» DATA FOR THIS EXERCISE
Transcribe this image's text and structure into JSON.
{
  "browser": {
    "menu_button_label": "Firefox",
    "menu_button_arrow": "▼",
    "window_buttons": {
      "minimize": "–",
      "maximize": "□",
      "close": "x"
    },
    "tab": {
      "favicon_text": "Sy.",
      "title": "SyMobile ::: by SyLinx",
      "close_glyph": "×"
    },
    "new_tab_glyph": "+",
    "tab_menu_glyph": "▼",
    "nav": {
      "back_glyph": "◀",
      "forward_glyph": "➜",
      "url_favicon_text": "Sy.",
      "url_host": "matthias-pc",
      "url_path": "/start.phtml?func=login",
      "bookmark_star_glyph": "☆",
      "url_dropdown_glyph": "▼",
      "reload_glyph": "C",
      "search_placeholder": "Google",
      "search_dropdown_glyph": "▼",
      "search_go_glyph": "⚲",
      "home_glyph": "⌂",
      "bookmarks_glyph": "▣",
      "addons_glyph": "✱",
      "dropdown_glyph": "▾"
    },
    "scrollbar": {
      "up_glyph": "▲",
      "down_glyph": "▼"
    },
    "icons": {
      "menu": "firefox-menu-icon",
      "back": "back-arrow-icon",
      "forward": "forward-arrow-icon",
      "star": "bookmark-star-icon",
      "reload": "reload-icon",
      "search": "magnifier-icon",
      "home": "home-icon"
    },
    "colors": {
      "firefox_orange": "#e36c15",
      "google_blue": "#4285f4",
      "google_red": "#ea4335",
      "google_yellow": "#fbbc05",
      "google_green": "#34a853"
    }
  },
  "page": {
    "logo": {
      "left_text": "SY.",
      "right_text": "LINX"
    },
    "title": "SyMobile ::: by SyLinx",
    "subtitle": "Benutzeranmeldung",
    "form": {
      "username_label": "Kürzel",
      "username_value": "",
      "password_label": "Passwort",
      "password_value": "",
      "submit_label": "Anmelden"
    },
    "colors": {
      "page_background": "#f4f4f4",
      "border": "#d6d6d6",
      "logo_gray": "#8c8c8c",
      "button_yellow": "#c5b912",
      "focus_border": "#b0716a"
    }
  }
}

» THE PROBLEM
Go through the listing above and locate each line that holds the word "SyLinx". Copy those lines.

» THE ANSWER
      "title": "SyMobile ::: by SyLinx",
    "title": "SyMobile ::: by SyLinx",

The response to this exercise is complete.